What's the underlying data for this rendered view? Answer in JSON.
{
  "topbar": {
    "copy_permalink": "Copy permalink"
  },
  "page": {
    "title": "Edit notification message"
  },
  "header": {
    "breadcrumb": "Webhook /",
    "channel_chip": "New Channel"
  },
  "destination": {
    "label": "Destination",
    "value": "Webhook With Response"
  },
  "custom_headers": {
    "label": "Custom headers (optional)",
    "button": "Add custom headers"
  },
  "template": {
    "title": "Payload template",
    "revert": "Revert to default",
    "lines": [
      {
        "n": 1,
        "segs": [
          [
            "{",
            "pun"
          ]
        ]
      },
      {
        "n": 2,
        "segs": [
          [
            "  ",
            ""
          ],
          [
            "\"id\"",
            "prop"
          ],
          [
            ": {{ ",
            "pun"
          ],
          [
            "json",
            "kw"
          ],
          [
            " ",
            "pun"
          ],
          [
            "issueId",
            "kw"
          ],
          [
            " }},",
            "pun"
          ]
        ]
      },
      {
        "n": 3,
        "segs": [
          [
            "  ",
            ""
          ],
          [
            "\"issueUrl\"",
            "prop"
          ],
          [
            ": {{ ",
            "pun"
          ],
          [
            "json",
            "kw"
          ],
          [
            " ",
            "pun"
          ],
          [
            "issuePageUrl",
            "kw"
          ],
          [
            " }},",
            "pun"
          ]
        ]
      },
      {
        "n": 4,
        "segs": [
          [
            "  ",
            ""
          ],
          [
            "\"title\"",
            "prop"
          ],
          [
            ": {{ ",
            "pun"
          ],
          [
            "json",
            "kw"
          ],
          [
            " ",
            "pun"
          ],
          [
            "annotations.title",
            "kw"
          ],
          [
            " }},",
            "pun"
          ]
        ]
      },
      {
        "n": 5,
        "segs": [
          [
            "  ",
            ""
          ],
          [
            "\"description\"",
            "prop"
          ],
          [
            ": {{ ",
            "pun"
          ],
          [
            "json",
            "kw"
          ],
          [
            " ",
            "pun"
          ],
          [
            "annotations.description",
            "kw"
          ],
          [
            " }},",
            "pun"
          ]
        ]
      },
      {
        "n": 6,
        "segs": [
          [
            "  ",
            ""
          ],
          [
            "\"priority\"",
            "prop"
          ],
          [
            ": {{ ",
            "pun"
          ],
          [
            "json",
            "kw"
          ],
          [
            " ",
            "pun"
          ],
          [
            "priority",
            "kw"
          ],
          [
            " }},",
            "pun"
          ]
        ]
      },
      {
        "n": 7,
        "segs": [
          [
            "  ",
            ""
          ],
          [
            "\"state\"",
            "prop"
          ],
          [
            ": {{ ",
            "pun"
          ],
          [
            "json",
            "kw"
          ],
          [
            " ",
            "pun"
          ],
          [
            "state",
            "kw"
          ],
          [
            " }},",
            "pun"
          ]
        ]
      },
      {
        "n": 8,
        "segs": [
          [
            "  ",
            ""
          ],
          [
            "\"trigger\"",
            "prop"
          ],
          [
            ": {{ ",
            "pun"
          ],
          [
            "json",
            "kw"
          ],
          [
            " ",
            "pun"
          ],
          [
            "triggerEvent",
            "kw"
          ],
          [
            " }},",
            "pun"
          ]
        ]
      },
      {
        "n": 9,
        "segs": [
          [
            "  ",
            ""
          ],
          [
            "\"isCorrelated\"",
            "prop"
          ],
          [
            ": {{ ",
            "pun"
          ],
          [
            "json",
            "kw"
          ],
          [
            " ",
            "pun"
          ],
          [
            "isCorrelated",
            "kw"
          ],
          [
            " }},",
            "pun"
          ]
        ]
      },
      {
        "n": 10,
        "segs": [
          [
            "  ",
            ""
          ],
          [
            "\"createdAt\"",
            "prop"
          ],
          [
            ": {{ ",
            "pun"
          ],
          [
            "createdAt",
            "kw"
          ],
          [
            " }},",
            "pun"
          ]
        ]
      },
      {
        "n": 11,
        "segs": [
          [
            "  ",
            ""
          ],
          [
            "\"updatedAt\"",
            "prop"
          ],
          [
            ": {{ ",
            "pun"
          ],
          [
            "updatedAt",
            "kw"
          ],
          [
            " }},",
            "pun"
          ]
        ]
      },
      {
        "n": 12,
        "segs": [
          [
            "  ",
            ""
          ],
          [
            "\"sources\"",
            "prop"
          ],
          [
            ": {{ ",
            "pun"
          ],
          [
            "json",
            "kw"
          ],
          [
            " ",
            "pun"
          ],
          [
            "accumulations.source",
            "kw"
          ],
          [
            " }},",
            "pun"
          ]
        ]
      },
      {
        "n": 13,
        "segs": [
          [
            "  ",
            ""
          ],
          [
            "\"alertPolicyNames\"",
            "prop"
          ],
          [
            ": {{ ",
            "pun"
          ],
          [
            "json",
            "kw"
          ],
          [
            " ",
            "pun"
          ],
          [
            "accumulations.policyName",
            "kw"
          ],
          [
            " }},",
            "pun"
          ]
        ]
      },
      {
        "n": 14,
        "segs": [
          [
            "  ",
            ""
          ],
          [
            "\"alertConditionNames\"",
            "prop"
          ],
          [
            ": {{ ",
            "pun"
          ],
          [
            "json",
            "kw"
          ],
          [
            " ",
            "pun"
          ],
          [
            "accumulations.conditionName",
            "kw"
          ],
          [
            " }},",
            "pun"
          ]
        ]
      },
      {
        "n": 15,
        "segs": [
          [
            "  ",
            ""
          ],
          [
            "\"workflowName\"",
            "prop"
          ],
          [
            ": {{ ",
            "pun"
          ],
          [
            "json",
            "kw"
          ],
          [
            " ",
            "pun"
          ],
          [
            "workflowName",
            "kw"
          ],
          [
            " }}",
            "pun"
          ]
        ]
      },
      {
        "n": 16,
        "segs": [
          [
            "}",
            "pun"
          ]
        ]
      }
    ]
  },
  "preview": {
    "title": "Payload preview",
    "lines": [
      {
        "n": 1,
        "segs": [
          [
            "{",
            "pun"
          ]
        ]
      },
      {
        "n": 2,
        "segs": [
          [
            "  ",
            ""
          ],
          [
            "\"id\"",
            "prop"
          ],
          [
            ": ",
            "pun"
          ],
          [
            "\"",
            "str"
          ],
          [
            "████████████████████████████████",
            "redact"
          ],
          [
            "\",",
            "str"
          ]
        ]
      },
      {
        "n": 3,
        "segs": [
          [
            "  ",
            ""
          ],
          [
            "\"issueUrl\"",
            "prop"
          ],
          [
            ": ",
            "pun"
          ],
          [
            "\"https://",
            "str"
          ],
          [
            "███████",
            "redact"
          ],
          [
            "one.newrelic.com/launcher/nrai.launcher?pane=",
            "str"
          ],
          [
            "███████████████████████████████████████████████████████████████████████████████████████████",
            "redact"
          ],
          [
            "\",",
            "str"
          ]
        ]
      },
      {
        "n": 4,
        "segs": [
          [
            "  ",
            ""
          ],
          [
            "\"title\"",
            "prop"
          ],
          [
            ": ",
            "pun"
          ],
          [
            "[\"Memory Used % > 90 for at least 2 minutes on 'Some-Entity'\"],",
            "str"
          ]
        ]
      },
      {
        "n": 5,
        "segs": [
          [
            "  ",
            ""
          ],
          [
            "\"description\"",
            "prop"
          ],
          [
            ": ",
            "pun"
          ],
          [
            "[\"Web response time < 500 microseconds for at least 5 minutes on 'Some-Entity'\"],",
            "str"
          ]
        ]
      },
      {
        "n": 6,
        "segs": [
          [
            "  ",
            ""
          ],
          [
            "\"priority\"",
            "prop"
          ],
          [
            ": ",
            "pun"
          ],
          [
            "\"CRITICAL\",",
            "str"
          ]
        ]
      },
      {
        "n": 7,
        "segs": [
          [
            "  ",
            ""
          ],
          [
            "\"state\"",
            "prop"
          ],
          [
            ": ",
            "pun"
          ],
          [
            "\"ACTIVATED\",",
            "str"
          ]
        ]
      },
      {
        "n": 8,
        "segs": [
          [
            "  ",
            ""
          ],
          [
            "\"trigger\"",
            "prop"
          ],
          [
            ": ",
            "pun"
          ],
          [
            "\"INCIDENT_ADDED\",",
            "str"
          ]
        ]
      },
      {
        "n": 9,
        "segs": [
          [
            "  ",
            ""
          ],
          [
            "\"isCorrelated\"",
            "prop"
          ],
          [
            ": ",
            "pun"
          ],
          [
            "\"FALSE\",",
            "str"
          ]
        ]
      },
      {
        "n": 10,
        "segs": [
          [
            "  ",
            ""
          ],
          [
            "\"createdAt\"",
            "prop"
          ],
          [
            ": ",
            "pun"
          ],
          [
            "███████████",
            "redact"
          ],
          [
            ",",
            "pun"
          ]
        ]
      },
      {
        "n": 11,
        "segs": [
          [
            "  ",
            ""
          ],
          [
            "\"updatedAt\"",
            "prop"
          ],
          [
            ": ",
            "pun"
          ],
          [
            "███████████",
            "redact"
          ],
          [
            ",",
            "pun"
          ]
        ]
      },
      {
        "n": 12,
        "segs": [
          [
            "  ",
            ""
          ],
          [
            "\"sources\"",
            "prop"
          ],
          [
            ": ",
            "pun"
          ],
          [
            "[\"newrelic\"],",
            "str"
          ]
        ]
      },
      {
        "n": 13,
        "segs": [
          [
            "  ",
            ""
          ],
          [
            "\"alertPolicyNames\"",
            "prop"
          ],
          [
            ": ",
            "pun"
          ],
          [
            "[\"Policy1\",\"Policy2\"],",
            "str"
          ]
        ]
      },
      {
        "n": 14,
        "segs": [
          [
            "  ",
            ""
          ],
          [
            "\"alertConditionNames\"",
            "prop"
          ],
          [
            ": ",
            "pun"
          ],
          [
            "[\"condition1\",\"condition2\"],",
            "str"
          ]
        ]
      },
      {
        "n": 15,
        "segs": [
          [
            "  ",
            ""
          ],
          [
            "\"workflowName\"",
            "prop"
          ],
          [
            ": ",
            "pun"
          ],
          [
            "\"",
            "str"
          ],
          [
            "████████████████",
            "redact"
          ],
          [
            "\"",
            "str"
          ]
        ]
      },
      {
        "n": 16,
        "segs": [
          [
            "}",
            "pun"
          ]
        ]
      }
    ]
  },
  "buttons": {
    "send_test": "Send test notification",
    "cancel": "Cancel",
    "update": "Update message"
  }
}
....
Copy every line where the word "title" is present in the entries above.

■ Result
    "title": "Edit notification message"
    "title": "Payload template",
            "\"title\"",
            "annotations.title",
    "title": "Payload preview",
            "\"title\"",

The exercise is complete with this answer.